(Items from an interface collection)
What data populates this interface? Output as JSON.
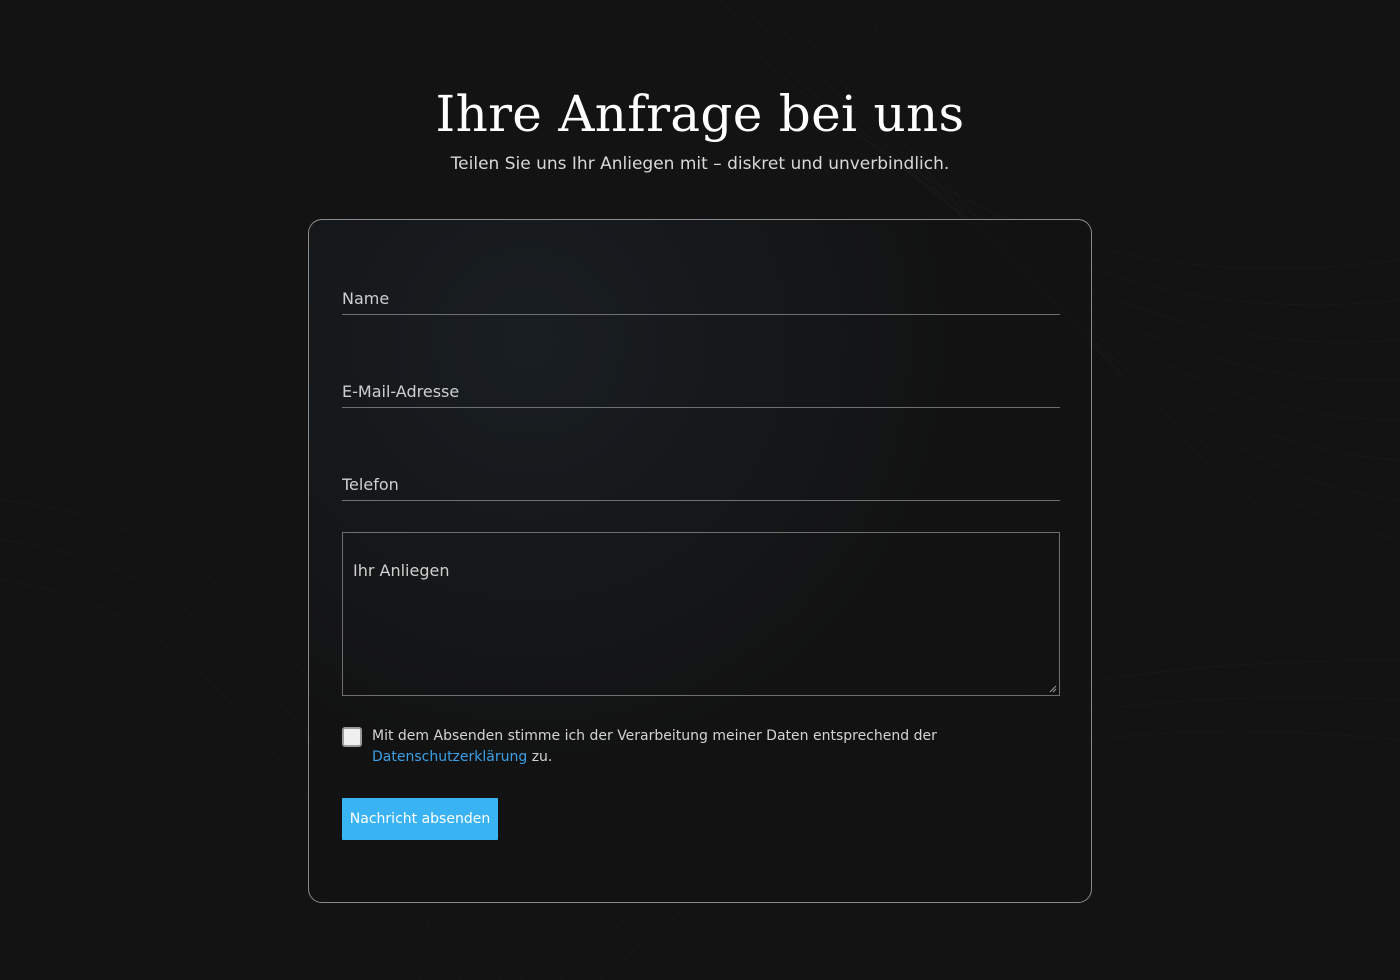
{
  "header": {
    "title": "Ihre Anfrage bei uns",
    "subtitle": "Teilen Sie uns Ihr Anliegen mit – diskret und unverbindlich."
  },
  "form": {
    "name_placeholder": "Name",
    "email_placeholder": "E-Mail-Adresse",
    "phone_placeholder": "Telefon",
    "message_placeholder": "Ihr Anliegen",
    "consent_text": "Mit dem Absenden stimme ich der Verarbeitung meiner Daten entsprechend der",
    "consent_link": "Datenschutzerklärung",
    "consent_suffix": "zu.",
    "consent_checked": false,
    "submit_label": "Nachricht absenden"
  },
  "colors": {
    "background": "#131313",
    "accent": "#3ab3f5",
    "link": "#3aa0e8"
  }
}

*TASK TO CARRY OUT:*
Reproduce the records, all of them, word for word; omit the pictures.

*RESPONSE AREA:*
What data populates this interface? Output as JSON.
{
  "header": {
    "title": "Ihre Anfrage bei uns",
    "subtitle": "Teilen Sie uns Ihr Anliegen mit – diskret und unverbindlich."
  },
  "form": {
    "name_placeholder": "Name",
    "email_placeholder": "E-Mail-Adresse",
    "phone_placeholder": "Telefon",
    "message_placeholder": "Ihr Anliegen",
    "consent_text": "Mit dem Absenden stimme ich der Verarbeitung meiner Daten entsprechend der",
    "consent_link": "Datenschutzerklärung",
    "consent_suffix": "zu.",
    "consent_checked": false,
    "submit_label": "Nachricht absenden"
  },
  "colors": {
    "background": "#131313",
    "accent": "#3ab3f5",
    "link": "#3aa0e8"
  }
}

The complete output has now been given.